Peter Arellano, a resident of Echo Park, is now able to sit outside on his porch with his father. He’s also able to wear Dodger Blue if he’d like to, or have an alcoholic beverage anywhere in public view.
These and other activities were potentially prohibited in Arellano’s day-to-day life and were temporarily lifted earlier this year by a federal judge as the city and advocates battle out in court over L.A.’s controversial gang injunctions.
Arellano was attached onto the Echo Park gang injunction in 2015 — without any charges or any hearing — because his father had been involved with a clique within an Echo Park gang. It turned his life into a state of “probation-like conditions,” as one ACLU attorney put it, despite Arellano’s claim that he is not a member of a gang.
So the ACLU and the Urban Peace Institute sued, on behalf of Arellano and another plaintiff.
On Sept. 7, a U.S. District Court judge granted the plaintiffs a preliminary injunction against their gang injunctions. For now, as the suit continues, they are free to be. And as a result of the case, officials at the LAPD and the city attorney’s office began auditing the rolls of its gang injunctions to see if other people might be on there unfairly.
This week the city attorney said it removed approximately 7,300 people from its list of 8,900 under injunctions, dramatically reducing the figure by 82 percent. That’s more or less an admission that the campaign to spread gang injunctions is ineffective, at least — if not unconstitutional, as its critics argue.
Additionally, the city decided in September to give people a chance to appeal their placement on a gang injunction within a 30-day period, and that any future injunctions will have a five-year expiration date unless new evidence surfaces to warrant an extension. Previously a gang injunction was forever.
— Urban Peace (@UrbanPeaceInst) September 8, 2017
Gang injunctions create Kafkaesque scenarios, like people not being able to ride in cars together to places like school or church if they both appear on one. You cannot be seen “anywhere in public view, in a public space” with anyone else who appears on a gang injunction. According to the city, 46 injunctions are in place targeting gangs in L.A.
Melanie Ochoa, a staff attorney at the ACLU in L.A., said the city’s gang injunctions have proven themselves to have a “huge risk of error.” In an interview with L.A. TACO, Ochoa said worry is also growing that the injunctions are being used as tools in another process negatively affecting people’s lives: gentrification.
“That’s been a concern for a long time. In Echo Park, when this injunction came down in 2013, crime was at an all-time low in that neighborhood, and it was also gentrifying,” Ochoa said. The injunctions end up targeting and displacing “black and brown people,” she added.
Gang injunctions are a civil-criminal hybrid. An individual is placed on one because certain activities, dress, or behaviors are considered gang-related and therefore a “nuisance,” and are banned under a civil court order. Violating one is considered criminal contempt of a court order, and could lead to arrest — and jail time.

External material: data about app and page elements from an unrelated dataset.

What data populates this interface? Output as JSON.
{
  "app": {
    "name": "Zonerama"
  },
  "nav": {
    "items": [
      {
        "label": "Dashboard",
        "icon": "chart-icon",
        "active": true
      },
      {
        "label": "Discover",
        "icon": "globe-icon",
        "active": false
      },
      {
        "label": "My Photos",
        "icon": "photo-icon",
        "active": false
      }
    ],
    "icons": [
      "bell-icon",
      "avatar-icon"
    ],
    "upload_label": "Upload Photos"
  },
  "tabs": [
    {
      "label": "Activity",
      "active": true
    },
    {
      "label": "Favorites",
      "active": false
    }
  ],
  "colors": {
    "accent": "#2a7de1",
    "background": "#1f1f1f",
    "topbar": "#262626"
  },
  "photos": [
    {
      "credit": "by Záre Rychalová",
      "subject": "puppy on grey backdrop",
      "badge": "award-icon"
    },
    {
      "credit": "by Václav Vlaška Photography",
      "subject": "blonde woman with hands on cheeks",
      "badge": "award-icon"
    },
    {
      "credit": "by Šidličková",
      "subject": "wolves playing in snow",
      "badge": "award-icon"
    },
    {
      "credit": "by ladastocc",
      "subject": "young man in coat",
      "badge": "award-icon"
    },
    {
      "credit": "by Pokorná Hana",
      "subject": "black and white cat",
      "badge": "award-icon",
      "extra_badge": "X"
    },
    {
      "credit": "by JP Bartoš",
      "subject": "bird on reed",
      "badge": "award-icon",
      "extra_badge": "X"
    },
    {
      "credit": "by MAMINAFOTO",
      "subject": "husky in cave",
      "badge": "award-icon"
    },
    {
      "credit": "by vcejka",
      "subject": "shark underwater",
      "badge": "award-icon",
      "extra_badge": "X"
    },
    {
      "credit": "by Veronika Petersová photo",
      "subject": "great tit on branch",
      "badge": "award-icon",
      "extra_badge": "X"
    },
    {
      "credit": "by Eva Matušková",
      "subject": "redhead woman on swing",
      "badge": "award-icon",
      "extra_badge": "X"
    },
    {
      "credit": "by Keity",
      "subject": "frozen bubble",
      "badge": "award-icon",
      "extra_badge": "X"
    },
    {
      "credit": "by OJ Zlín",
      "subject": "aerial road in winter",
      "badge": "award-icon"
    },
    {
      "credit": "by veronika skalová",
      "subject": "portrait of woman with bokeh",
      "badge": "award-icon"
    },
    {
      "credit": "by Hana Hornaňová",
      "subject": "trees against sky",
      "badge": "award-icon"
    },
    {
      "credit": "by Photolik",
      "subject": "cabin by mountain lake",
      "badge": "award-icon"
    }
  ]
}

In 2015, journalist Sam Quinones told L.A. TACO that injunctions were only part of the reason that crime has dropped in Southern California since the gang warfare days of the 1990s.
“I believe gang injunctions have had a huge effect on gangs dispersing or moving indoors,” Quinones said at the time. “The Internet is keeping kids indoors. That’s another factor. There are many.”
Law enforcement leaders and advocacy groups argue the gang injunctions have helped reduce crime in Los Angeles and other cities, although researchers say that connection is tenuous and debatable. A spokesman for the city attorney’s office said letters were being sent out to the 7,300 people so far removed from L.A. gang injunctions in 2017.
“Many have steered away from gang life, having grown older and more responsible (‘aged out’) while others have left the neighborhood and no longer frequent the limited geographical area that the relevant injunction covers (‘safety zone’),” wrote Rob Wilcox, spokesman for the city attorney, in a statement. “Still others are in prison, while some have passed away.”
But that doesn’t mean that gang injunctions are over, or that the city no longer supports them.
“Based on the fact that they didn’t take everyone off these injunctions, to me, that lets us know the city of Los Angeles is not finished trying to enforce and use gang injunctions,” said Josh Green, staff attorney at Urban Peace Institute. “There is very limited evidence that gang injunctions serve any useful public safety end.”
Sean Garcia-Leys, another UPI attorney working on the case, also warned that the removal of these individuals from injunctions might not be reaching rank-and-file officers.
“We’ve already had a case of a person who received the [injunction removal] letter and was placed under arrest for an injunction violation,” Garcia-Leys told L.A. TACO.